I had the opportunity to attend CES 2019 in Las Vegas last week. Once relegated to consumer gadgets, the massive technology tradeshow showcased the latest in displays, computing, smart appliances, drones, and automotive technology, and much more. The event attracted close to 200,000 attendees, and 4,500 companies around the globe. I arrived at the conference in a self-driving Lyft, powered by Aptiv, Later, I was invited by John Deere to ride in a self-driving tractor. Although both of these experiences were fun, their auto-piloting capabilities will certainly benefit in the coming years from the deployment of 5G, and the improved telemetry and smart sensor connectivity it will bring. The promise of learning about additional 5G use cases was my primary reason for attending the show this year. Without further ado, I would like to share some of my insights and learnings from the event.
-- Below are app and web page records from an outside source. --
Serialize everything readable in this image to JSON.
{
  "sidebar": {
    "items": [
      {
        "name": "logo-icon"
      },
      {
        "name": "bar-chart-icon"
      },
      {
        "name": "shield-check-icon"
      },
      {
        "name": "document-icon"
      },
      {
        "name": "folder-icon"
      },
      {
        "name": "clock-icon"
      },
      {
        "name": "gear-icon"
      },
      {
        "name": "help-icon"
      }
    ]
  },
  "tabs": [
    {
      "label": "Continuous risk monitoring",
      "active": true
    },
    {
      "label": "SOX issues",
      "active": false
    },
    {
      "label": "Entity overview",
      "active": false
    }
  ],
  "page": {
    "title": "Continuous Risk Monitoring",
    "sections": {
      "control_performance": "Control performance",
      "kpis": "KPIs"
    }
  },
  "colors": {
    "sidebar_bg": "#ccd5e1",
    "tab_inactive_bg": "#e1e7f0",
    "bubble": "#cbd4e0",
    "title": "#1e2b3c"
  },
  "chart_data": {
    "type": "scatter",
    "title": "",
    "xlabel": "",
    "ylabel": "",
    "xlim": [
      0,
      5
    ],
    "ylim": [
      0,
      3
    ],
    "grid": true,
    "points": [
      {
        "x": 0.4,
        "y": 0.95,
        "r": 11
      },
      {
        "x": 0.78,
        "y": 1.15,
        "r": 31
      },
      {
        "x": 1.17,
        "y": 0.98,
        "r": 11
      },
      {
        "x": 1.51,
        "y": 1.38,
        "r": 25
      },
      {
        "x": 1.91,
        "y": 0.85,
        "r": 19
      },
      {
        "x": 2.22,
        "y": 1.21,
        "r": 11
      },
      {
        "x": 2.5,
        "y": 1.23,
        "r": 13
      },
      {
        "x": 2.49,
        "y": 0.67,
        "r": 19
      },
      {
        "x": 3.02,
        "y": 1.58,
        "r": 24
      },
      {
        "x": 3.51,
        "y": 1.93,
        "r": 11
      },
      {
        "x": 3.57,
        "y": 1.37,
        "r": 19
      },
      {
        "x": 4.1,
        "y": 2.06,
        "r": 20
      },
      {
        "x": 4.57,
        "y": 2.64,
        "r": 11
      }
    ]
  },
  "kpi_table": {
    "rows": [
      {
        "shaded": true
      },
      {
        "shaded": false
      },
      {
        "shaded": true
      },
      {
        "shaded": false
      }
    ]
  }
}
Verizon’s Eight Currencies
Verizon was the most visible carrier promoting next generation 5G connectivity, amongst its competitors AT&T , Sprint, and T-Mobile . CEO Hans Vestberg hosted a keynote that was well attended—a great barometer of attendee interest in 5G. I liked Mr. Vestberg’s approach in summarizing the benefits of 5G into “Eight Currencies,” including speed and throughput, mobility, connected devices and IoT, energy efficiency and service deployment, and latency and reliability. In my opinion, the sub-5 millisecond low latency that mobile 5G will deliver is the game-changer for tactile response rates in both consumer and commercial applications.
In my fourth one-on-one with Verizon Chief Networking Officer Nicki Palmer, we discussed spectrum, propagation challenges, IoT, network densification ahead of its 5G fixed and mobile service deployments, and how the carrier is dedicated to delivering high quality of service. We also discussed the carrier’s efforts to educate the public on 5G, through a series of advertisements in the Wall Street Journal and New York TimesNYT -0.12%. I applaud these efforts, given the level of confusion around pre-standard and 3GPP ratified NR (or New Radio) and AT&T’s often confusing “5G Evolution” positioning for its own network densification. Verizon has also made considerable investments to ensure its network reliability (if interested, you can find that article here).
Healthcare, agriculture, and journalism are primed for 5G disruption
I predict that healthcare will see massive benefits from 5G. At CES 2019, I met again with Medivis—a start-up that is utilizing augmented reality (AR) and pre-standard 5G in the operating room to improve surgery accuracy and reduce healing time. Presently, physicians read film, attempt to translate it in digital form, and manually mark up procedure areas. Medivis aims to use AR to overlay complicated medical procedure mapping onto patients in real time. The file sizes involved are enormous, and presently must be processed on computers given AR headsets can’t handle that level of computational horsepower. 5G can provide the necessary pipe and deliver the low latency required for un-tethered tactile surgical procedures.
I never thought of John Deere as a tech company, but after spending time with executives at CES 2019, I’ve changed my opinion. Deere is leading an “AgTech revolution” and connectivity is an important element of its solution. Today, rural areas are dramatically underserved by 4G LTE. With spotty coverage, communication is dependent on bursting within coverage areas. 5G fixed and mobile deployments utilizing Massive MIMO technology should dramatically improve rural connectivity, as well as the CBRS “OnGo” initiative aimed at freeing up spectrum. This should facilitate a more consistent interface to John Deere’s cloud services, which promise to deliver near real-time analytic processing tailored down to the acre. John Deere says this will help farmers improve crop yields and reduce the use of herbicides, through the automatic adjustment of farming equipment.
Crowdsourced journalism such as WikiTribune (founded by Wikipedia creator Jimmy Wales), blends paid journalists with volunteer fact checkers in an effort to debunk the rise of “fake news.” The New York Times presented its vision of the future of journalism at CES 2019 emphasizing that mobile 5G can elevate crowdsourcing to another level by allowing people “on the street” to share high-resolution video in near real-time as news breaks. The use of connected drones for dramatic aerial photography and video is also a compelling consideration. The extremely low latency and high data throughput of 5G will make all of this a reality in the near future.
CES 2019 did not disappoint. Mobile broadband technology is quickly becoming an integral part of smart devices, complimenting the integration of Wi-Fi for certain use cases. From a consumer perspective, it’s easy to predict that low latency 5G mobile gaming will rise as a key use case and one that all of the carriers around the world can monetize to help recoup part of their multi-billion-dollar investments. However, I believe significant transformation in the commercial and enterprise markets will be facilitated by 5G both in and beyond the vertical markets demonstrated at the show. On a recent social media post, my best friend from high school replied “John Deere 5G. What’s Next?” I don’t know, but it will be fun to see what unfolds!